That photo represented how I wanted to feel. And maybe if that was the image I projected to the world, it would, in some way, become the reality.
But shame on me. I know better.
I know that when I’m down, a filtered, look-at-me-having-fun photo feels good for one moment and one moment only. Then I’m just part of the problem, a problem that I’ve always been so conscious and critical of.
It’s no secret that social media can be harmful to self-esteem. I’m not making any groundbreaking statements in that regard. The constant comparison to other people’s happiness and success, which is generally the majority of what gets posted, makes us feel badly about our own less-than-perfect lives. We’ve all experienced this. It’s insane how we can scroll through a news feed and, even when we KNOW, intellectually, that what we see is not capturing the true, more nuanced reality of our peers’ lives, we still, on some level, process it as such. Our visual perception, paired with our own insecurities, trumps our rational mind every time.
That is why I am so disappointed in myself for posting a photo that projects fun and joy, when inside I was torn to pieces.
This helps no one.
Especially not myself.
I know better than to communicate an inauthentic truth. I know what it does to my mental health when I try to put forth a version of me that isn’t real, and the possible damage it can do to others who struggle. It’s the main reason I have this no-clear-theme-and-sort-of-all-over-the-place mess of a blog– a mix of stories that highlight my imperfections, struggles, and staggered journey. Yes, some of my expereinces are joyful, and I’m always thrilled when I get to share that. And I will continue to share that, as we all should– when it’s genuine.
But a lot of the journey is hard. And awkward. And sad. Anxiety-and-guilt-ridden, scary, uncomfortable, confusing and head-in-hands frustrating. So I try my best to capture that, too. Not push it down and cover it up with a camera-ready smile. Because if I’m doing that, if I’m masking the struggles, I’m just another “Look how great my life is ALL THE TIME!” social media monster. We have enough Kardashians out there eating us alive, ass-first.
The thing is, my life really IS great, guys.
It’s also a category F5 shitnado.
I promise an online presence that continues to project both these realities.
“But why didn’t he just make a Facebook album?”
— Kid, age 7
Discussing fasting on Yom Kippur with a Jewish friend…
Friend, to me: “It’s so nice to just totally disconnect from social media on your birthday. You should try it.”

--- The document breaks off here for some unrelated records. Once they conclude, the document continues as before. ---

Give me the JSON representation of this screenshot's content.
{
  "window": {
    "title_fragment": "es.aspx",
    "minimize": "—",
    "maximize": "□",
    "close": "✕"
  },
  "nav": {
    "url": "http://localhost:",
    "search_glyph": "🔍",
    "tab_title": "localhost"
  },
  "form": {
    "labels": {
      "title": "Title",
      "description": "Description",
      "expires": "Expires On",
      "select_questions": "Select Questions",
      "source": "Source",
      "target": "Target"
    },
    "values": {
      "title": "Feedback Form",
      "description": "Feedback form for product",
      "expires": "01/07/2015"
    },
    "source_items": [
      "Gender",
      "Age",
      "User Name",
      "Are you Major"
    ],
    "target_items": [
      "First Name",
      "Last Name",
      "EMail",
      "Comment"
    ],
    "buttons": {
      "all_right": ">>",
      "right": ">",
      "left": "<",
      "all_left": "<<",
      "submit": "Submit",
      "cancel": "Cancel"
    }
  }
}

I’ll admit, I’m terrible about talking on the phone. I just don’t like to do it. My friends, and my mother in particular, are always giving me a hard time about it, which is fair. I should call them more. I’m sorry!
But still, it’s always so insulting when I do speak to my mom on the phone and she makes a point to ask me if there are any major developments in my and Eric’s relationship that she should know about– clearly implying that if some kind of major event WERE to occur, she wouldn’t even know about it. Which is just insane.
She’d obviously see it on Facebook.
(continuation of How to Lose a Guy in (Roughly) 10 Texts )
This is why it works.
This is Eric’s life:
Except instead of “Instagram Husband,” it’s “Blog Boyfriend.”
And instead of flattering photos that make us look like we’re living the best, most picturesque life ever, it’s just a bunch of posts that embarrass him, make us both look stupid, and cause him to worry what his mother will think.
This post is a good example.